━━━━━ Data for this exercise
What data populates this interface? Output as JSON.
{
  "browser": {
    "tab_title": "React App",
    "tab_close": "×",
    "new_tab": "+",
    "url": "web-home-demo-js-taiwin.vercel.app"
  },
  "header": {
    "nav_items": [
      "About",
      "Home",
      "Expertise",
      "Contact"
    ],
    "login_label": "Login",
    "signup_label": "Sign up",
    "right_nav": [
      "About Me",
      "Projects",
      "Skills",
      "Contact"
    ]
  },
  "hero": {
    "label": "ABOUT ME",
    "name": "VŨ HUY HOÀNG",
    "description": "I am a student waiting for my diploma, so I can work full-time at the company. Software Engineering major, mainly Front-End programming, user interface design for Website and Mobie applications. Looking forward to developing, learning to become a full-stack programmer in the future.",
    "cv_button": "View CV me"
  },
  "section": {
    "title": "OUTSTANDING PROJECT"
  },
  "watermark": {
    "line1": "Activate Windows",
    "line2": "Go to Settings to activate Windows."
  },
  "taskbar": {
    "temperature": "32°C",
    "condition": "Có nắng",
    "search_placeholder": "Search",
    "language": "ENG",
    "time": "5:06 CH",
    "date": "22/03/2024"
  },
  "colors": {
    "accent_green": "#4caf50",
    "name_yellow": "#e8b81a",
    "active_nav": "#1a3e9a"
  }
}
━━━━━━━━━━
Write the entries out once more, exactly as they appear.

What data populates this interface? Output as JSON.
{
  "browser": {
    "tab_title": "React App",
    "tab_close": "×",
    "new_tab": "+",
    "url": "web-home-demo-js-taiwin.vercel.app"
  },
  "header": {
    "nav_items": [
      "About",
      "Home",
      "Expertise",
      "Contact"
    ],
    "login_label": "Login",
    "signup_label": "Sign up",
    "right_nav": [
      "About Me",
      "Projects",
      "Skills",
      "Contact"
    ]
  },
  "hero": {
    "label": "ABOUT ME",
    "name": "VŨ HUY HOÀNG",
    "description": "I am a student waiting for my diploma, so I can work full-time at the company. Software Engineering major, mainly Front-End programming, user interface design for Website and Mobie applications. Looking forward to developing, learning to become a full-stack programmer in the future.",
    "cv_button": "View CV me"
  },
  "section": {
    "title": "OUTSTANDING PROJECT"
  },
  "watermark": {
    "line1": "Activate Windows",
    "line2": "Go to Settings to activate Windows."
  },
  "taskbar": {
    "temperature": "32°C",
    "condition": "Có nắng",
    "search_placeholder": "Search",
    "language": "ENG",
    "time": "5:06 CH",
    "date": "22/03/2024"
  },
  "colors": {
    "accent_green": "#4caf50",
    "name_yellow": "#e8b81a",
    "active_nav": "#1a3e9a"
  }
}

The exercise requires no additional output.